1. Not finding help here? Sign up for a free 30min tutor trial with Chegg Tutors
    Dismiss Notice
Dismiss Notice
Join Physics Forums Today!
The friendliest, high quality science and math community on the planet! Everyone who loves science is here!

Approximation and error

  1. Feb 8, 2014 #1
    Triangle ABC is an equilateral triangle with side 4 cm long which is measured corrected to the nearest cm.
    Find the percentage error of the perimeter of triangle ABC.


    3. The attempt at a solution
    Is
    [(0.5 x 2 x 3) / 12] x 100% correct?

    the '2' here is the measurement errors of the starting pt and ending pt of line segment.

    or

    it should be:
    [(0.5 x 3) / 12] x 100%

    plz help~!
     
  2. jcsd
  3. Feb 8, 2014 #2

    Ray Vickson

    User Avatar
    Science Advisor
    Homework Helper

    There are two distinct possibilities:
    (1) The triangle is known to be exactly equilateral, but having (three equal) sides measured with possible errors.
    (2) The triangle was measured to have all three sides equal to 4 cm, but the individual sides may have (independent) measurement errors. Therefore, while the "measured" triangle is equilateral, the actual, true, triangle might not be.

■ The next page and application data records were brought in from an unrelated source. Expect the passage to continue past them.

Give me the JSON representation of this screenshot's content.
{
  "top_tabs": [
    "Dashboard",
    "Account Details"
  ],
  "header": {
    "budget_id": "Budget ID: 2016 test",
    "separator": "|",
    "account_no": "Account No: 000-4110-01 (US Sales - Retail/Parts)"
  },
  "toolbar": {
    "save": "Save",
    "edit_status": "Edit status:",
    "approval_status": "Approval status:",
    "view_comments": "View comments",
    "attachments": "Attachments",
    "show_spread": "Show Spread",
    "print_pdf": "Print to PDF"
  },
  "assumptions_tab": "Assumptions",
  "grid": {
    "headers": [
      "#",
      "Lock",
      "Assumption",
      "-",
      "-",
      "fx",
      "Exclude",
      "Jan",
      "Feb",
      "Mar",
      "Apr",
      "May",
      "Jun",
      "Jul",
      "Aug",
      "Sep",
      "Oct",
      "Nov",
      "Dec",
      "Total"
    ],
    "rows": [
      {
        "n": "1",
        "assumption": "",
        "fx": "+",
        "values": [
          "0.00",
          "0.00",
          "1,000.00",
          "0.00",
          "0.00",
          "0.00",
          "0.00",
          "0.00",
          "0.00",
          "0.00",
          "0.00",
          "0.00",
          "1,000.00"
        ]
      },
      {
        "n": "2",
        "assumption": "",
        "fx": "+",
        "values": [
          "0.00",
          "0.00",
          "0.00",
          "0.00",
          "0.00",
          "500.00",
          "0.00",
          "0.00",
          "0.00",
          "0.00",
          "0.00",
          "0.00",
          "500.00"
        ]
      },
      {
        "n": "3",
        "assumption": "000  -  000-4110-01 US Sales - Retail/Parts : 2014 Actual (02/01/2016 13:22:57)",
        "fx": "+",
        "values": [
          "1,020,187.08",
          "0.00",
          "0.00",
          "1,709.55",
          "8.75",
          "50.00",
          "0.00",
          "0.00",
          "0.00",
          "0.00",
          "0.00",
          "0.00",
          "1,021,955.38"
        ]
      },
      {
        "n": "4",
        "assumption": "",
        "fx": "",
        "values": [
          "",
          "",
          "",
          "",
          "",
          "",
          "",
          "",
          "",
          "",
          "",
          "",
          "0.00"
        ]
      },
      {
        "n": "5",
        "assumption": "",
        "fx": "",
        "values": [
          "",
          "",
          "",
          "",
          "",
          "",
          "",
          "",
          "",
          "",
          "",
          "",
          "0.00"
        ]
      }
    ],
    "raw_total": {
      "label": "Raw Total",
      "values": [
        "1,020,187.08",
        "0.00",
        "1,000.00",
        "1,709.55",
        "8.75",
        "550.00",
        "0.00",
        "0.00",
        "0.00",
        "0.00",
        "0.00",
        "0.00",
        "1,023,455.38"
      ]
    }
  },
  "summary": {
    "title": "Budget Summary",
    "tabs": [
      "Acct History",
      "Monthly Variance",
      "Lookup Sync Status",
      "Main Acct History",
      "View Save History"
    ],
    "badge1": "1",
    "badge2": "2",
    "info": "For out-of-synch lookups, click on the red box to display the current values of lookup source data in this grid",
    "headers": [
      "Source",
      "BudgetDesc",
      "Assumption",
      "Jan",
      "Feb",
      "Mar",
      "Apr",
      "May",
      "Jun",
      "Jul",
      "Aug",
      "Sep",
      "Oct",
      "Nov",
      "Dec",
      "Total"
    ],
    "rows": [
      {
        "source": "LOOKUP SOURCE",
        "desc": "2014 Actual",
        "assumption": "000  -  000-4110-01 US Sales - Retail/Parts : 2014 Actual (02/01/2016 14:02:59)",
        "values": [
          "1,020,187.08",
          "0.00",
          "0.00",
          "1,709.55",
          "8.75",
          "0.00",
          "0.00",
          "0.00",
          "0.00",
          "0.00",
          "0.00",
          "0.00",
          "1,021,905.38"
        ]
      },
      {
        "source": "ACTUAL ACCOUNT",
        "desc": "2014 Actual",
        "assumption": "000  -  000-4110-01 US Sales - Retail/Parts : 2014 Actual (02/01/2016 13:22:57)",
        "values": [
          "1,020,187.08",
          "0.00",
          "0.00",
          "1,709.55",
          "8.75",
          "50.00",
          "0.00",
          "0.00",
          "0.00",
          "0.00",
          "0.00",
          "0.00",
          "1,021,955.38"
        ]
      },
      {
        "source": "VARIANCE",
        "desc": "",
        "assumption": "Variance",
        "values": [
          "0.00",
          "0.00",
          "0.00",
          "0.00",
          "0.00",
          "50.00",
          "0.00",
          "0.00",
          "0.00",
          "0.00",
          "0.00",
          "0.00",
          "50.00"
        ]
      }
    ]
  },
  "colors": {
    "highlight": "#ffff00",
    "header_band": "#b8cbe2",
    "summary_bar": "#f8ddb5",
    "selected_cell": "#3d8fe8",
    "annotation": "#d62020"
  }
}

    I assume you want to go with interpretation (1), which is probably the one meant by the person who set the problem. In that case, it is straightforward: each side is between 3 cm and 5 cm, so the perimeter is between 9 cm and 15 cm, with 12 cm being the measured value. In other words, the perimeter is within the interval ##12 \pm 3## cm. The estimate of 12 cm could be "off" by as much as 3 cm.
     
  4. Feb 8, 2014 #3

    CompuChip

    User Avatar
    Science Advisor
    Homework Helper

    Doesn't "correct to the nearest cm" mean that it would be between 3.5 and 4.5? I.e. the value rounded to whole cm is 4.
     
  5. Feb 8, 2014 #4

    Ray Vickson

    User Avatar
    Science Advisor
    Homework Helper

    Yes, I think you are right.
     
  6. Feb 8, 2014 #5

    haruspex

    User Avatar
    Science Advisor
    Homework Helper
    Gold Member
    2016 Award

    The percentage error will also be a matter of ± so many %, so you don't need to double up here.
     
Know someone interested in this topic? Share this thread via Reddit, Google+, Twitter, or Facebook

Have something to add?
Draft saved Draft deleted



Similar Discussions: Approximation and error
  1. Approximating Angles (Replies: 4)

  2. Linear approximations (Replies: 1)

Loading...